Comparative Study of Single-Use and Reusable Fermentors: Production of Recombinant Proteins Through Bacterial Fermentation

Single-use bioreactors have become widely accepted and well established for cell culture applications in the biopharmaceutical industry for over a decade (1). Abbott Diagnostics has moved into this technology already for commercial production of some biologic molecules. However, single-use systems (SUSs) are rarely available for microbial applications, mostly because of the technical challenge in designing cost-effective SUSs that can meet high oxygen transfer needs and remove excessive heat generated during fermentation. Thus, an important part of our biologics manufacturing —…

eBook: Of Microbrews and Medicines — Understanding Their Similarities and Differences in Bioprocessing Can Help Improve Yields and Quality While Reducing Cost

Meeting a biopharmaceutical scientist or engineer who proclaims a love for brewing is not surprising. Perhaps it’s because of the challenge of mixing raw ingredients together and waiting patiently for the final product, maybe it’s the hands-on nature of the equipment or the data analytics entertainment, or it just might be the simple joy of creating something. Whatever attracts a scientist or engineer to making medicines and/or craft brews, a surprising number of principles hold true for both bioprocesses despite…

CO2, O2, and Biomass Monitoring in Escherichia coli Shake Flask Culture: Following Glucose–Glycerin Diauxie Online

Carbon dioxide (CO2) is an important parameter in microbial cultures because it can inhibit or stimulate growth under certain conditions. In our experiment, we monitored Escherichia coli diauxie growth phases online and focused on dissolved CO2 (dCO2) and oxygen readings. We assessed diauxic growth in medium containing glycerin and glucose online with the SFR vario system (from PreSens), which optically measures oxygen, pH, and biomass in an Erlenmeyer flask. The shake flask contained an oxygen sensor spot and an optical…

Orbital Shaking and Acoustic-Resonance Mixing: Comparing Culture Characteristics

Production of recombinant proteins usually happens in suspension cultures, with oxygen limitation playing a major role. Oxygen and nutrition feeds are of great significance to aerobic suspension cultures. Oxygen is often the controlling factor in orbital shaken systems because oxygen transfer occurs only through diffusion, which is limited by gas-exchange surface and mixing characteristics. Here, we compare growth characteristics of microbial cultures in a standard shaken incubator with those of cultures in a RAMbio fermentation system, paying particular attention to…

Single-Use Processing for Microbial Fermentations

During the past decade, single‑use bioprocessing has emerged as a standard platform for current good manufacturing practice (CGMP) mammalian cell culture. Biomanufacturers have come to appreciate the benefits of lower capital and operating costs, reduced contamination risk, continuity from early development through manufacturing, flexibility, and sustainability (1). Disposable cell‑culture vessels have gained wide acceptance because their performance duplicates that of stainless‑steel, fixed‑tank bioreactors, with which manufacturers have extensive experience. This is no accident: Single‑use bioreactors use stainless–steel engineering principles, particularly…
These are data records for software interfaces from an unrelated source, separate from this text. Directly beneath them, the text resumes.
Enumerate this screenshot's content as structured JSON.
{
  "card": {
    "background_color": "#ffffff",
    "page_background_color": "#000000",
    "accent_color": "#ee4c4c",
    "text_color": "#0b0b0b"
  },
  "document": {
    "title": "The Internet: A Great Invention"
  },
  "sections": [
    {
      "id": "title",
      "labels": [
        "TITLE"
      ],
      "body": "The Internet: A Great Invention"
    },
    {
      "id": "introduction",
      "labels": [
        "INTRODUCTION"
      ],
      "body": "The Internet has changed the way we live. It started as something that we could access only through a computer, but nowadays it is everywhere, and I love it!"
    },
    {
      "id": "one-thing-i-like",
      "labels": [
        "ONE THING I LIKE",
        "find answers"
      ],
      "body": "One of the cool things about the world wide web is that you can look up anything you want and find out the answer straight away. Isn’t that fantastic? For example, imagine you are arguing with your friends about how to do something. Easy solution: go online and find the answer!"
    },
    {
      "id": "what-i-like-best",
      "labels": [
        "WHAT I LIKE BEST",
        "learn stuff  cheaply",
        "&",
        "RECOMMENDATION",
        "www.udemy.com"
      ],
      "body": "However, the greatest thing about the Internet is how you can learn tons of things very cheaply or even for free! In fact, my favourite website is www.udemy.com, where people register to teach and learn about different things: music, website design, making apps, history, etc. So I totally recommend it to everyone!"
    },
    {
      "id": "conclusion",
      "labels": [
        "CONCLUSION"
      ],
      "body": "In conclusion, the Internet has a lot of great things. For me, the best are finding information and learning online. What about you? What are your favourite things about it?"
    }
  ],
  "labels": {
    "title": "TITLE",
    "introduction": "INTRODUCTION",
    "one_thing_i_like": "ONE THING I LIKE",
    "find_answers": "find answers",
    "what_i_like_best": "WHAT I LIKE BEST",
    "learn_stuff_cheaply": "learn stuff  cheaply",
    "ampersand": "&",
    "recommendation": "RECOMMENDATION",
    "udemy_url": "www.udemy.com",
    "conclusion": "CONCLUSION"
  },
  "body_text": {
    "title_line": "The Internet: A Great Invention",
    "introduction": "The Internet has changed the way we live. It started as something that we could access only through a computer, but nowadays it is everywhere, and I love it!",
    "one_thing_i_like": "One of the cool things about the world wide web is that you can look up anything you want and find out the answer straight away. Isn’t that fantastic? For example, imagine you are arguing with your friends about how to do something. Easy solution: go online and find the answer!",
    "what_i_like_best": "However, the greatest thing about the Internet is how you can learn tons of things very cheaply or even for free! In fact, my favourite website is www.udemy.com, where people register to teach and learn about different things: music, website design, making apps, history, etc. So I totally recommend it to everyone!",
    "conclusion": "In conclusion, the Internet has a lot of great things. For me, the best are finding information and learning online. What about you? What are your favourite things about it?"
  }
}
Automation of Microbioreactors

Current methodologies in genetics and microbiology enable researchers to influence metabolic pathways of microbial cells in many directions. Beside the academic interest in investigating fundamental functions in metabolic pathways, commercial production of valuable compounds by microbial hosts is state of the art. For example, such products include enzymes (lipases, proteases, phytases), therapeutic agents (insulin, antibodies), bulk chemicals (lysine, glutamate, citric acid), or the microbial cells themselves (used in brewing or milk processing), with therapeutic agents probably the fastest growing market.…